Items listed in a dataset
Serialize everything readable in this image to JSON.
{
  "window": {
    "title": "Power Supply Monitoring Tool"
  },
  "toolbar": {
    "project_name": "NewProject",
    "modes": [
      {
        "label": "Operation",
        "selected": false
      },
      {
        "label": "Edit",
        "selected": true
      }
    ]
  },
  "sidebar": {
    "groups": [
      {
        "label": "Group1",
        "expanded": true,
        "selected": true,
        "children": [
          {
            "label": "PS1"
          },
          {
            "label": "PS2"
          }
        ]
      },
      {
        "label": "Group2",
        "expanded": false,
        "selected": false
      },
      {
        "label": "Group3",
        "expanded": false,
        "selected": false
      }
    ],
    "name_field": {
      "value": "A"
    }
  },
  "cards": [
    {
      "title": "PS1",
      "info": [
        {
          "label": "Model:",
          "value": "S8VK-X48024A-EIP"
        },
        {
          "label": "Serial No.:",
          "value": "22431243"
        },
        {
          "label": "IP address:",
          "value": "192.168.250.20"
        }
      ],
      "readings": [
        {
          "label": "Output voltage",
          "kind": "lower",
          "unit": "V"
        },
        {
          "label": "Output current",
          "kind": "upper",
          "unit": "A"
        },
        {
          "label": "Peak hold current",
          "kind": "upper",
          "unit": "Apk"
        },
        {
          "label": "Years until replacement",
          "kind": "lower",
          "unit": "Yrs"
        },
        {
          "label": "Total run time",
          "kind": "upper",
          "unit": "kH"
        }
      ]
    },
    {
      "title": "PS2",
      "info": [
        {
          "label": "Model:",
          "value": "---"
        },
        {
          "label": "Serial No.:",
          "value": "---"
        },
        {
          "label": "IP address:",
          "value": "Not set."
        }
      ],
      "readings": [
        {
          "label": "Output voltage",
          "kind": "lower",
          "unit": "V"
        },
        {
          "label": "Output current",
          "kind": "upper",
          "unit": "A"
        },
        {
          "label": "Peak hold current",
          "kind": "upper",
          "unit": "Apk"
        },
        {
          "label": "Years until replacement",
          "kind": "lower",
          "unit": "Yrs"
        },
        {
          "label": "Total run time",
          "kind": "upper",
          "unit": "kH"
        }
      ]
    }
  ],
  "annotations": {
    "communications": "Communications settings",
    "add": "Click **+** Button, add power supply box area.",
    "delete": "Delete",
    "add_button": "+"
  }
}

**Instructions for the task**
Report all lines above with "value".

**Solution**
      "value": "A"
          "value": "S8VK-X48024A-EIP"
          "value": "22431243"
          "value": "192.168.250.20"
          "value": "---"
          "value": "---"
          "value": "Not set."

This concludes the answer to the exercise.